__Problem statement__
Give back the entries that follow exactly as written. Any picture gets left out.

★ ★ ★ ★ ★

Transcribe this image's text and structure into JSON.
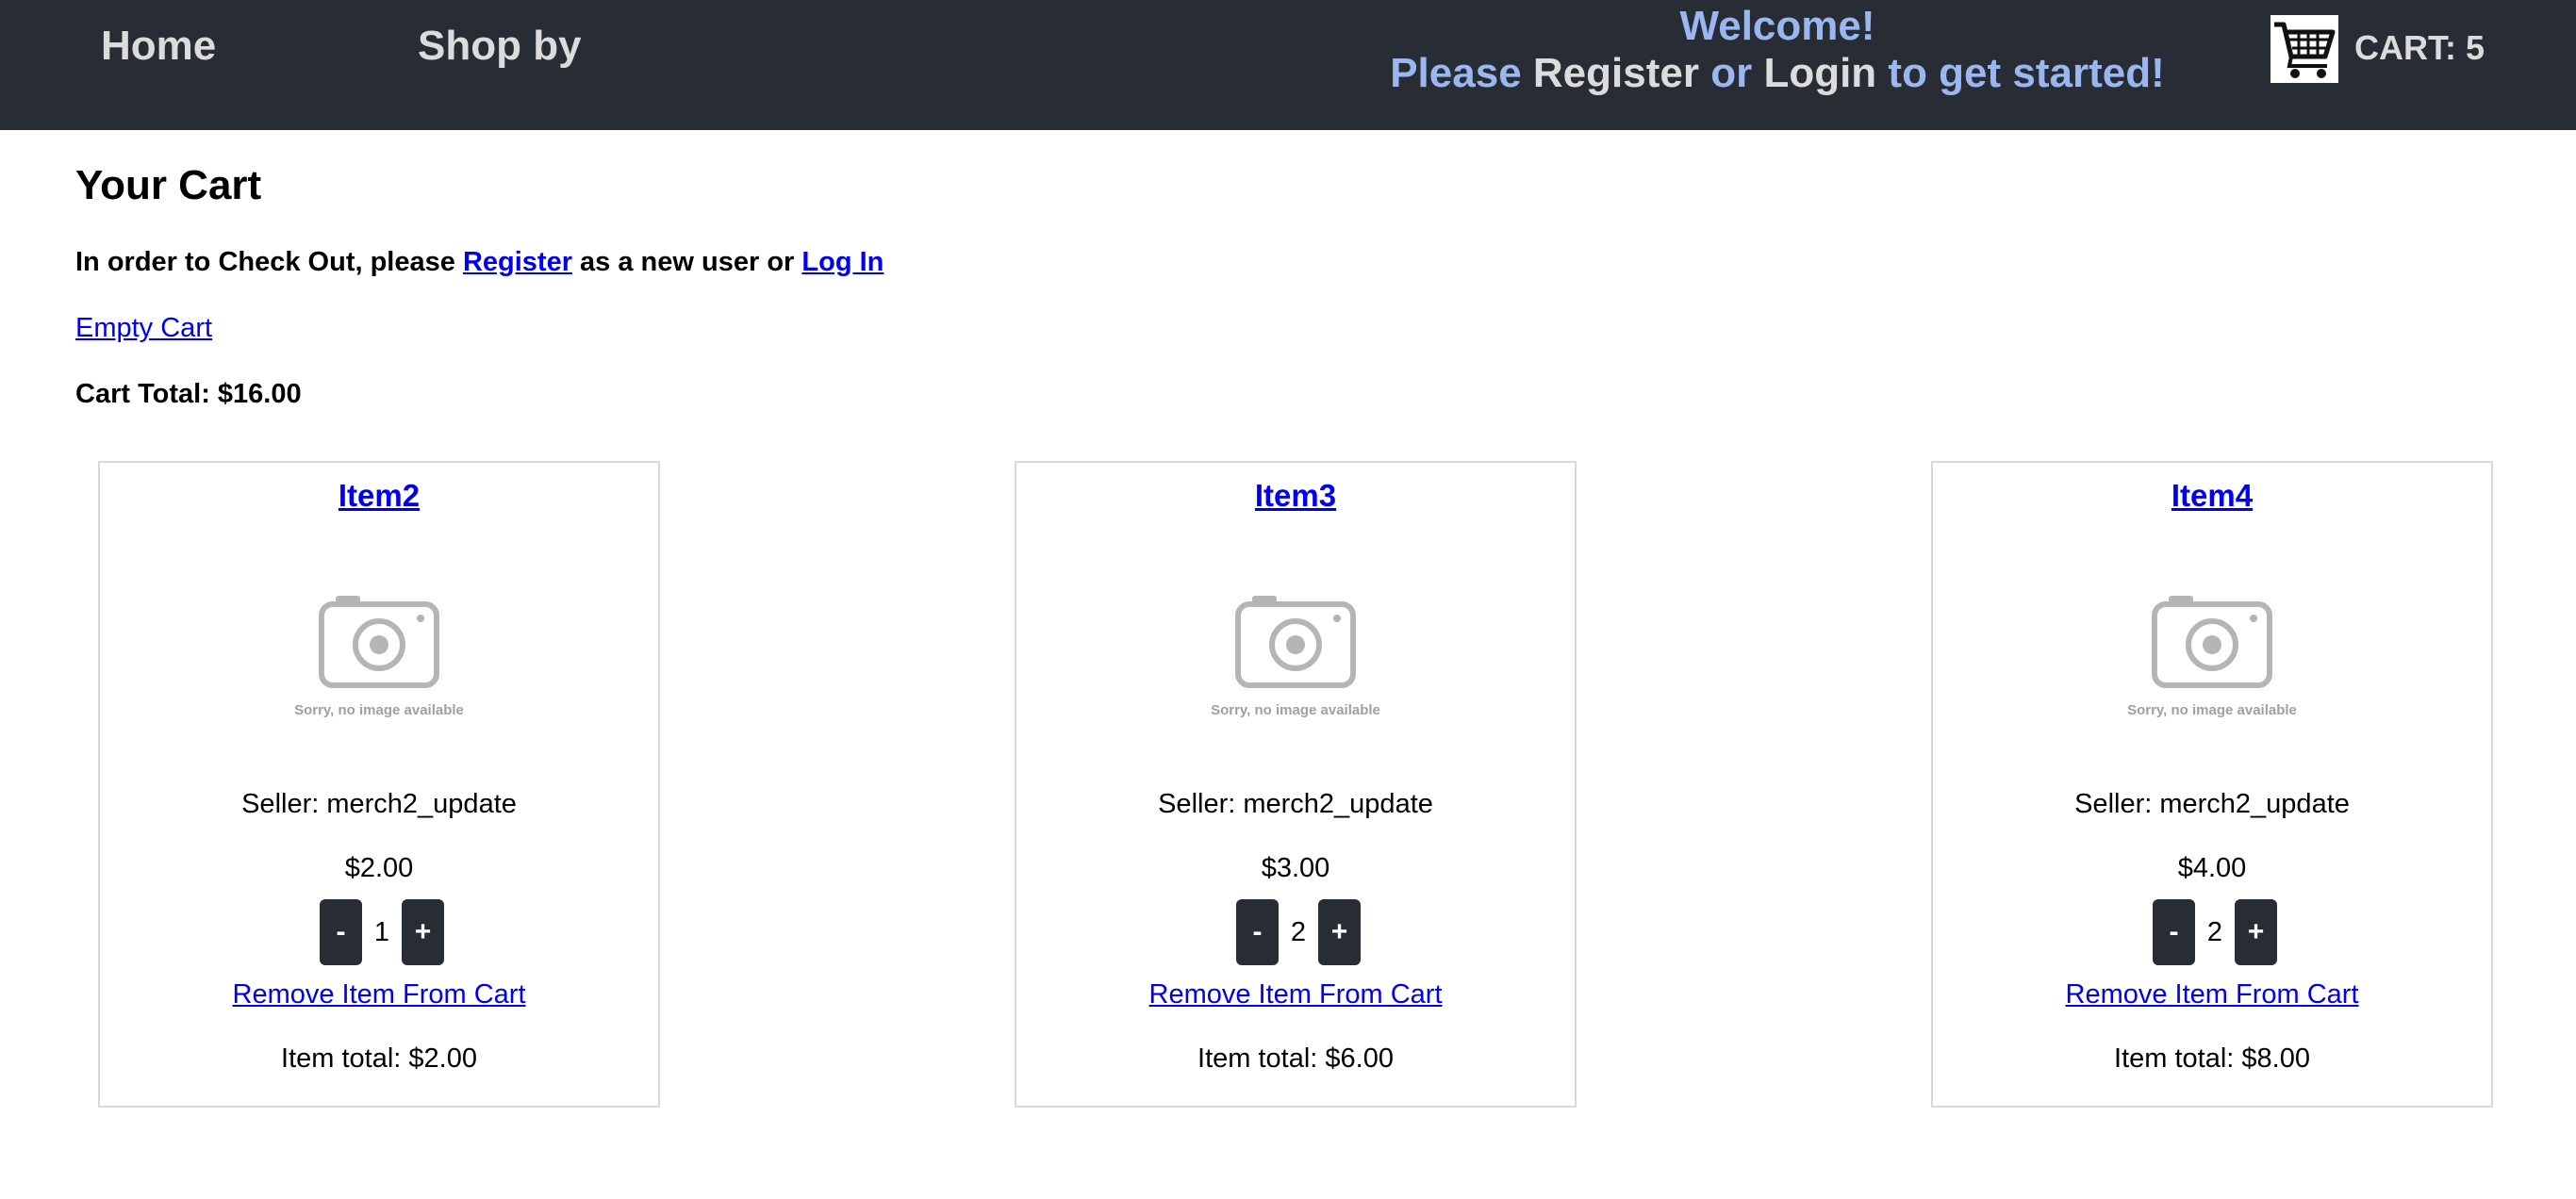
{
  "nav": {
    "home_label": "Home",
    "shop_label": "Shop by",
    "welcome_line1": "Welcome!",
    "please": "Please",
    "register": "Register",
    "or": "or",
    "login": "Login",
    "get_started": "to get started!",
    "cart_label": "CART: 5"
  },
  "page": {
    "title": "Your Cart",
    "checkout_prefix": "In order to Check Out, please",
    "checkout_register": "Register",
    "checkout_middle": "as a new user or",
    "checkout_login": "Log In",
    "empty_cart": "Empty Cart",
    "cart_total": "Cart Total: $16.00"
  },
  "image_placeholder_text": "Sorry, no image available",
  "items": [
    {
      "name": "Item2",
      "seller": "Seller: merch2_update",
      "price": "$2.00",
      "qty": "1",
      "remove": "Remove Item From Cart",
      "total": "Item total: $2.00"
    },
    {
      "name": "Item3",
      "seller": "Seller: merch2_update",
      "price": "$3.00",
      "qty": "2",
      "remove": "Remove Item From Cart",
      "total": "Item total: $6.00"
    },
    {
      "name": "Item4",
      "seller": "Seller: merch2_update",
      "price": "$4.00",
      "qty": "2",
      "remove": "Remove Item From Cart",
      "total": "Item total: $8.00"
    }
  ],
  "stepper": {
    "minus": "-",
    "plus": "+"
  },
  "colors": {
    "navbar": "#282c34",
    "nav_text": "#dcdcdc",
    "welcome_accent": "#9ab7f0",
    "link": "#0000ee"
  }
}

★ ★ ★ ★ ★

__Expected output__
Transcribe this image's text and structure into JSON.
{
  "nav": {
    "home_label": "Home",
    "shop_label": "Shop by",
    "welcome_line1": "Welcome!",
    "please": "Please",
    "register": "Register",
    "or": "or",
    "login": "Login",
    "get_started": "to get started!",
    "cart_label": "CART: 5"
  },
  "page": {
    "title": "Your Cart",
    "checkout_prefix": "In order to Check Out, please",
    "checkout_register": "Register",
    "checkout_middle": "as a new user or",
    "checkout_login": "Log In",
    "empty_cart": "Empty Cart",
    "cart_total": "Cart Total: $16.00"
  },
  "image_placeholder_text": "Sorry, no image available",
  "items": [
    {
      "name": "Item2",
      "seller": "Seller: merch2_update",
      "price": "$2.00",
      "qty": "1",
      "remove": "Remove Item From Cart",
      "total": "Item total: $2.00"
    },
    {
      "name": "Item3",
      "seller": "Seller: merch2_update",
      "price": "$3.00",
      "qty": "2",
      "remove": "Remove Item From Cart",
      "total": "Item total: $6.00"
    },
    {
      "name": "Item4",
      "seller": "Seller: merch2_update",
      "price": "$4.00",
      "qty": "2",
      "remove": "Remove Item From Cart",
      "total": "Item total: $8.00"
    }
  ],
  "stepper": {
    "minus": "-",
    "plus": "+"
  },
  "colors": {
    "navbar": "#282c34",
    "nav_text": "#dcdcdc",
    "welcome_accent": "#9ab7f0",
    "link": "#0000ee"
  }
}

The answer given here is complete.